Aug 6, 2019

The Art of the Long Lunch

The Art of the Long Lunch

To some outside the world of advocacy, 'lunches' still have the stigma of being an excuse to take an afternoon off work. Today, professional lunches with government and opposition staff help to forge strong working relationships and solve specific problems.

Here are a few things to keep in mind to make lunches a successful part of your advocacy campaign.

Keep briefings brief

Amidst the food, drink and light conversation it's critical that the purpose of your lunch meeting isn't lost '“ to ensure the invited staffers receive your key messages loud and clear. To achieve this, it's important to limit your briefing to one or two main points and to make sure that your guests only have to remember these key takeaways.

Check if the office has a policy

It's important to remember that some offices have policies when it comes to staff being taken to lunch. Some may allow for brief coffee catch ups only, while others may have a 'no alcohol' policy. Some informal research prior to an invitation may help avoid your advocacy targets being put in an awkward situation.

Expand your network

It's understandable that the funnest lunches are with staff with whom you've already formed a good relationship, where there's no need for formality or onerous introductions. The risk is that your advocacy network stagnates and when particular staffers move on - as they often do - you're forced to start the process all over again. Use the current good relationships you have with political staffers to grow your network by extending the invite to your contacts' colleagues.

Be aware of others' awareness

Journalists who write political gossip columns love visiting some of the better-known restaurants in capital cities, simply to find content for their daily splash. While Ministers and Members of Parliament are more used to this, staffers don't like to be noticed, especially if it reflects badly on their boss.

Think about where you take your guests to dine. Often times a more secluded or lesser-known eatery is safer than a well-known restaurant where your simple lunch meeting may be a target for prying eyes.

Don't substitute them for formal meetings

Lunch meetings are an extremely useful tactic as part of a broader advocacy campaign. They're particularly handy for providing important information to decision makers, offering a solution or providing background to a particular issue.

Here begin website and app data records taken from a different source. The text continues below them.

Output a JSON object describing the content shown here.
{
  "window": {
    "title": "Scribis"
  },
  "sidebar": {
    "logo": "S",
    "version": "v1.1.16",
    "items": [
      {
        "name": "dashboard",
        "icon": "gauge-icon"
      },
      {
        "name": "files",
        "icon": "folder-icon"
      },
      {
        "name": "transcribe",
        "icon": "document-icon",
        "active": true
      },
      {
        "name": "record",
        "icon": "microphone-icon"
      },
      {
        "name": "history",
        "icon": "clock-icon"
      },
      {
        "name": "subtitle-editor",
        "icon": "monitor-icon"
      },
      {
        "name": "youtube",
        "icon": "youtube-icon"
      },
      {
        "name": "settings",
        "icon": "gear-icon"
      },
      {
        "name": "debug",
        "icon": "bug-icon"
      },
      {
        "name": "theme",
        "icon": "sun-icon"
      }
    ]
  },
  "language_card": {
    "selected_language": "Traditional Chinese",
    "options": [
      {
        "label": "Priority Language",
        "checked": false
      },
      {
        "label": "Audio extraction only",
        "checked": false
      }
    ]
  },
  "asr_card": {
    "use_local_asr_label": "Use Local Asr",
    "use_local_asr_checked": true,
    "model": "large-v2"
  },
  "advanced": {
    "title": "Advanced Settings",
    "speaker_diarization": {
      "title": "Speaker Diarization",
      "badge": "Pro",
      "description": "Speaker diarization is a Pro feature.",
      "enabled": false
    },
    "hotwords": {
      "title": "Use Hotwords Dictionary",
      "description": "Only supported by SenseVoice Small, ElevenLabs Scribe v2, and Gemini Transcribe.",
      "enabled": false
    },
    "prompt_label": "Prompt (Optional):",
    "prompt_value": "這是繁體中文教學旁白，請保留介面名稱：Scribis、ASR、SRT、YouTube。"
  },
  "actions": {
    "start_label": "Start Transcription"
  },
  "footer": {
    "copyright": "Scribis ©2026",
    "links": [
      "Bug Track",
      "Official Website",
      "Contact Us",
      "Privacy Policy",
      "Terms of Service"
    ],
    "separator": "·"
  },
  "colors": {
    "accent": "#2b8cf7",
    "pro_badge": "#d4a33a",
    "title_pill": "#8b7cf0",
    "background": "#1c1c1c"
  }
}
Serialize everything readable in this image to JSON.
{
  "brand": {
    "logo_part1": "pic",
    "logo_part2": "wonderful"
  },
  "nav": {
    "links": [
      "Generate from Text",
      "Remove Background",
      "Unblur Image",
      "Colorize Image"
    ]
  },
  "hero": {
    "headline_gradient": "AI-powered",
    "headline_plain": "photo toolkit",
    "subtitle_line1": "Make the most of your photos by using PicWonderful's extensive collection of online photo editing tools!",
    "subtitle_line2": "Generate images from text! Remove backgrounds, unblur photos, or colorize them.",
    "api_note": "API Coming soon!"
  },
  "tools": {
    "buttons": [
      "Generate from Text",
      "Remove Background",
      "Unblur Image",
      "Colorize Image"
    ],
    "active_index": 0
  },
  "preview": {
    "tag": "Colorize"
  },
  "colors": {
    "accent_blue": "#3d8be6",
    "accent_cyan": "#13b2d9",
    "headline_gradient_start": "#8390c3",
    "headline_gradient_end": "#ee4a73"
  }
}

Despite this, it's important to maintain your formal approach, scheduling Ministerial meetings with the relevant department and using informal dining with staff as a complementary strategy to enhance your messaging and overall advocacy.